▶ TASK TO CARRY OUT: Every entry below must be reproduced exactly.

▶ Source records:
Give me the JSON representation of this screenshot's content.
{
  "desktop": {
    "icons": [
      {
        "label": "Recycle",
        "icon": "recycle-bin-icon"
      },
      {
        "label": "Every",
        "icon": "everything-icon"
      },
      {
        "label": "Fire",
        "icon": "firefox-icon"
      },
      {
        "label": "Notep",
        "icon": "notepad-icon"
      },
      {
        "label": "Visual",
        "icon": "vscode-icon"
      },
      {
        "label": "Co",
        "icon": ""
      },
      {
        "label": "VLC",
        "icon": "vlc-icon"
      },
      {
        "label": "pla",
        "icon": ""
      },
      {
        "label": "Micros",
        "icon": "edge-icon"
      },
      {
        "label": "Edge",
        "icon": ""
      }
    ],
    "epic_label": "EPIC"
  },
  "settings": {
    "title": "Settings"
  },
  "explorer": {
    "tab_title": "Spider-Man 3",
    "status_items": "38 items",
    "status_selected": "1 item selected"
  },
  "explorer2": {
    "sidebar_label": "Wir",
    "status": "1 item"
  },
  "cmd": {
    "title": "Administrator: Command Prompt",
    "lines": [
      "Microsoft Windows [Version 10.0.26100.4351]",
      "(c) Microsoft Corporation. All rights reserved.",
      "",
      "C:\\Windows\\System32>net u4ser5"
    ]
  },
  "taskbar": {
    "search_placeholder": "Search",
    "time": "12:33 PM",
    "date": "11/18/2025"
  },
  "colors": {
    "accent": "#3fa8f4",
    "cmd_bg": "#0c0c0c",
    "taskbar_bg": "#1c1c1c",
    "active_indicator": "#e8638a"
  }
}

▶ SOLUTION:
Give me the JSON representation of this screenshot's content.
{
  "desktop": {
    "icons": [
      {
        "label": "Recycle",
        "icon": "recycle-bin-icon"
      },
      {
        "label": "Every",
        "icon": "everything-icon"
      },
      {
        "label": "Fire",
        "icon": "firefox-icon"
      },
      {
        "label": "Notep",
        "icon": "notepad-icon"
      },
      {
        "label": "Visual",
        "icon": "vscode-icon"
      },
      {
        "label": "Co",
        "icon": ""
      },
      {
        "label": "VLC",
        "icon": "vlc-icon"
      },
      {
        "label": "pla",
        "icon": ""
      },
      {
        "label": "Micros",
        "icon": "edge-icon"
      },
      {
        "label": "Edge",
        "icon": ""
      }
    ],
    "epic_label": "EPIC"
  },
  "settings": {
    "title": "Settings"
  },
  "explorer": {
    "tab_title": "Spider-Man 3",
    "status_items": "38 items",
    "status_selected": "1 item selected"
  },
  "explorer2": {
    "sidebar_label": "Wir",
    "status": "1 item"
  },
  "cmd": {
    "title": "Administrator: Command Prompt",
    "lines": [
      "Microsoft Windows [Version 10.0.26100.4351]",
      "(c) Microsoft Corporation. All rights reserved.",
      "",
      "C:\\Windows\\System32>net u4ser5"
    ]
  },
  "taskbar": {
    "search_placeholder": "Search",
    "time": "12:33 PM",
    "date": "11/18/2025"
  },
  "colors": {
    "accent": "#3fa8f4",
    "cmd_bg": "#0c0c0c",
    "taskbar_bg": "#1c1c1c",
    "active_indicator": "#e8638a"
  }
}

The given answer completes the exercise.